Newall became involved in the dog tax confrontation in the Hokianga district in 1898. Te Mahurehure hapu of Nga Puhi, under their leader Hone Toia, were threatening to forcefully oppose imposition of the tax. On 1 May 1898 Newall was dispatched to Hokianga with a force of Permanent Militia to arrest Hone Toia and suppress any disturbances. After arriving at Rawene on 3 May, Newall prepared his force of 120 men to move against the principal Te Mahurehure base in the nearby Waima River valley. At the same time, however, he was in close touch with other Maori leaders who were intent on preventing armed conflict. Newall's force advanced over the hills to the Waima valley on 5 May. Te Mahurehure had prepared an ambush, but at the last moment Hone Toia decided to refrain from violence. After much debate Hone Heke, MHR for Northern Maori, convinced Hone Toia and his supporters to surrender to Newall, who was greatly relieved that he was able to resolve the incident without bloodshed.
Between March and December 1900 Newall commanded the Fifth Contingent in South Africa. They frequently clashed with Boer commandos, and on 5 September a force led by Newall successfully ambushed a small Boer party. Newall relinquished command of the contingent in December 1900 and returned to New Zealand to resume his command of the Wellington district. For his services in South Africa Newall was mentioned in dispatches and in 1901 made a CB.
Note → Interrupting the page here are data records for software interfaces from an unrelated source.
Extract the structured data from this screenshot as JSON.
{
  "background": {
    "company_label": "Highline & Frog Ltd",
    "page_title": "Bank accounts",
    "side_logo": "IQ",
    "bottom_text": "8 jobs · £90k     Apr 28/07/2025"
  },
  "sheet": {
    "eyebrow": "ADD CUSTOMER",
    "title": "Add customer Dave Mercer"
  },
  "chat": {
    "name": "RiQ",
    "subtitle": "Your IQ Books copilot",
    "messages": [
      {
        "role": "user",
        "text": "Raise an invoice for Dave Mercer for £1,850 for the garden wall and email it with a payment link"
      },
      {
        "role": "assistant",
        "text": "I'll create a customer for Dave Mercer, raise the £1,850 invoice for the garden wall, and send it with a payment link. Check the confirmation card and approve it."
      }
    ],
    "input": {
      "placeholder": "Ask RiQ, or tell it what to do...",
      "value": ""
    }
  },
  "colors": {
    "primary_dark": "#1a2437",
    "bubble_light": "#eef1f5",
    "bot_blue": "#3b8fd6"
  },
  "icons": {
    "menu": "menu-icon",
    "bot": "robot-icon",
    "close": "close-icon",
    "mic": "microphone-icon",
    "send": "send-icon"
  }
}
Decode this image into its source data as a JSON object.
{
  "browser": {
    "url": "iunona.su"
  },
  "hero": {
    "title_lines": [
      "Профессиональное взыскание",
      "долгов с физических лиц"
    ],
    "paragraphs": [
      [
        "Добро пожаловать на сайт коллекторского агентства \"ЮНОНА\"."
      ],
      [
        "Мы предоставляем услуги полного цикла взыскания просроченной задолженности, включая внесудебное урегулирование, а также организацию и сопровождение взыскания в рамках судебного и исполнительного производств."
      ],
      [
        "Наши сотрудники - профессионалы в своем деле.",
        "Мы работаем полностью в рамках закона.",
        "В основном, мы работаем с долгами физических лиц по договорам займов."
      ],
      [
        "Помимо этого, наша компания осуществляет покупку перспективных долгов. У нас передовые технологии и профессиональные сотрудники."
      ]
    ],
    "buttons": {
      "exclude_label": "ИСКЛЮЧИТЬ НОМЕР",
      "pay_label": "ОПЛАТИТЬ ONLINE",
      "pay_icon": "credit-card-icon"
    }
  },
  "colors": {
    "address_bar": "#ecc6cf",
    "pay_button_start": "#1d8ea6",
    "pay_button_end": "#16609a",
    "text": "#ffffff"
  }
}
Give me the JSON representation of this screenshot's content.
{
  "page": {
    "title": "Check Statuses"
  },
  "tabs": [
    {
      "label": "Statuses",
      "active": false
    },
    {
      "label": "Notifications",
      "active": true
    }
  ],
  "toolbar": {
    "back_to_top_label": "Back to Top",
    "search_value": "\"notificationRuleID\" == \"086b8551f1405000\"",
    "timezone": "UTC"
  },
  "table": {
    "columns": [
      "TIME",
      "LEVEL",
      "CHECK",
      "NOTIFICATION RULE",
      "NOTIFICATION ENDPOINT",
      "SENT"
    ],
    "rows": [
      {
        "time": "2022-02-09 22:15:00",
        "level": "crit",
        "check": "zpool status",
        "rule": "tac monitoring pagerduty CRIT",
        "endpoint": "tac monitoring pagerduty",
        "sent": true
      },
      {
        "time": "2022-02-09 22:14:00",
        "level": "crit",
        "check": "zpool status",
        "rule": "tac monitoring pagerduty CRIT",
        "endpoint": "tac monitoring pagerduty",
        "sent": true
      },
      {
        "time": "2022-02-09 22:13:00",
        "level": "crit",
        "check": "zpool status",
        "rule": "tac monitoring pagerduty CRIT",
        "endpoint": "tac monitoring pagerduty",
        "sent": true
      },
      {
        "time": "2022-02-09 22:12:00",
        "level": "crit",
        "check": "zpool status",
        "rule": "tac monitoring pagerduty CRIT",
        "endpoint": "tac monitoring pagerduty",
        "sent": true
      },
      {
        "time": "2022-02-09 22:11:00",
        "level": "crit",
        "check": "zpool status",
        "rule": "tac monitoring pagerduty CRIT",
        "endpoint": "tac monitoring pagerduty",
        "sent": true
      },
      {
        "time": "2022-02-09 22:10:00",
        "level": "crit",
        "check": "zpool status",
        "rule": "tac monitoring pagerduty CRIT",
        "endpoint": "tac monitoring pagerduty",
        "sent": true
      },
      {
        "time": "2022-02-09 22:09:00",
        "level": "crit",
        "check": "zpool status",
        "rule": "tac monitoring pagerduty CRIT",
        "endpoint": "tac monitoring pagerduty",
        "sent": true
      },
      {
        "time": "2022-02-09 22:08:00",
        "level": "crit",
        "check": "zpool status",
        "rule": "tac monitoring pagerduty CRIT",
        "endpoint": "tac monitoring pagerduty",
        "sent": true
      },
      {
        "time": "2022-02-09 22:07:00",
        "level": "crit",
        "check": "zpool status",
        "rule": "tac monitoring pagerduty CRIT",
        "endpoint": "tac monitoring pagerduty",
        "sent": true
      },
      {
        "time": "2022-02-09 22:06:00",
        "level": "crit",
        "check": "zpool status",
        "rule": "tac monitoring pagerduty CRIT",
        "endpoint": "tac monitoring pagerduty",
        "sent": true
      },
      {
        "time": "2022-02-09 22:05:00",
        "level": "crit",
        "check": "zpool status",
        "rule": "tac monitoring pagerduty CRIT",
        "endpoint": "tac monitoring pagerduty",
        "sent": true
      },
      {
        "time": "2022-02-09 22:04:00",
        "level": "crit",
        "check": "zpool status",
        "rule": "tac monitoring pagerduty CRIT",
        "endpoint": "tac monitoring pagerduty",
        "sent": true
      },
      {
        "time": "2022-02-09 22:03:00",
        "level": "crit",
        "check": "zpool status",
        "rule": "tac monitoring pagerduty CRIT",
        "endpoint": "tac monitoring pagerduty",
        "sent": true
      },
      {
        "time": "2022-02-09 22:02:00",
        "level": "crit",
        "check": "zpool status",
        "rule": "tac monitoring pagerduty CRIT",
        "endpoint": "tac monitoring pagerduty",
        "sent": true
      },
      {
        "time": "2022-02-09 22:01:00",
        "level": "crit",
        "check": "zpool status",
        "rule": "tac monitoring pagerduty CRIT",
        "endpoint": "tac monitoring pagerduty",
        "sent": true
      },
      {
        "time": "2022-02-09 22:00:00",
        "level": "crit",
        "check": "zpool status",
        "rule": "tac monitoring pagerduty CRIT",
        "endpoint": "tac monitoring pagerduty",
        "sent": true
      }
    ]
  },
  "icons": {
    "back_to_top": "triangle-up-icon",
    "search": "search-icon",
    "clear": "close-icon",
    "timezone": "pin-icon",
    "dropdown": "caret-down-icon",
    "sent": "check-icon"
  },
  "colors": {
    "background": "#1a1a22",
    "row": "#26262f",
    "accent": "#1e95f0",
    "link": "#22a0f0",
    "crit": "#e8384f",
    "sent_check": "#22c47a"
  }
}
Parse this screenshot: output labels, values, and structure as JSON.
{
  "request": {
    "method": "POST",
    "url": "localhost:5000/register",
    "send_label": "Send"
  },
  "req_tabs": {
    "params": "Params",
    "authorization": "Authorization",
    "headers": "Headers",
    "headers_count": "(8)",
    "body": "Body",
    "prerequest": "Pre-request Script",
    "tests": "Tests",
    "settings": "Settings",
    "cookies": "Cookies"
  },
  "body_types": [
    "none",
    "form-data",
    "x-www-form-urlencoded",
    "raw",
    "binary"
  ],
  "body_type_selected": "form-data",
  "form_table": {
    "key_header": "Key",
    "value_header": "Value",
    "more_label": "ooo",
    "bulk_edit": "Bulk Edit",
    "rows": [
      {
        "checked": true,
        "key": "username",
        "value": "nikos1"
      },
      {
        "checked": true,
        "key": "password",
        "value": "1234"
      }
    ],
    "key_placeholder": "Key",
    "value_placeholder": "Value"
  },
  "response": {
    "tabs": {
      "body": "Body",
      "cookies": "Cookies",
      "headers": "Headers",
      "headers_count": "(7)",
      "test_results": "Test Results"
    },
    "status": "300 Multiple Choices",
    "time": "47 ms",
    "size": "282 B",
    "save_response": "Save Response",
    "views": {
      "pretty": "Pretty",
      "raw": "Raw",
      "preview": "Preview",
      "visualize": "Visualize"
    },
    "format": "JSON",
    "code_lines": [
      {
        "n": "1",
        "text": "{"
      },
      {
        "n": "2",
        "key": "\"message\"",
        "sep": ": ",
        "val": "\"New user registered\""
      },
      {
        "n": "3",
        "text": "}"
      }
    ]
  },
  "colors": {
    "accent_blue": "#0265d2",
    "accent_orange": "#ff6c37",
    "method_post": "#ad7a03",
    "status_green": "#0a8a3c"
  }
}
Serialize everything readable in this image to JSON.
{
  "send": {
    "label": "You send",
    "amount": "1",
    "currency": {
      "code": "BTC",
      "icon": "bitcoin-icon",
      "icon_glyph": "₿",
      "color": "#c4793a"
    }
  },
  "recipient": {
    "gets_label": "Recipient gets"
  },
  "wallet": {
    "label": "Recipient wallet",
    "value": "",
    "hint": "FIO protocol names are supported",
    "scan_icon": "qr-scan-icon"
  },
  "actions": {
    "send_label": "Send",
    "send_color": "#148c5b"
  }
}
In January 1902 Newall was given the brevet rank of colonel. Only a year later he was abruptly retired, probably on grounds of age, and transferred to the Honorary Unattached List of the New Zealand Volunteer Force with the rank of colonel. He was still a vigorous man, and in April 1903 he became the secretary of the Wellington Commercial Travellers' and Warehousemen's Club. He was a popular secretary, and held the position until he resigned in March 1911. During the general strike of October–December 1913 Newall commanded the force of mounted special constables concentrated in Wellington. In December 1915 he was appointed commandant of King George V Hospital in Rotorua. More than 40 years of service in the New Zealand armed forces ended on 1 June 1918 when he relinquished this post. He then went to live with a married daughter in Waihi, where he died on 3 August 1919.
Stuart Newall's career encapsulates the changes in the organisation and role of New Zealand's fledgeling army. He played a significant part in these changes as a capable military commander and a meticulous and extremely conscientious administrator. He held Maori in high regard, once remarking that if he had been born a Maori he would have been a 'turbulent rebel', and that the Maori could teach the Pakeha a great deal about 'fortitude and forbearance'. Newall was a modest, intelligent man with a friendly, charming personality. His kindness and great concern for the welfare of others were always evident. A close friend, Gilbert Mair, stated that his 'radiant personality was a blessing' to his friends.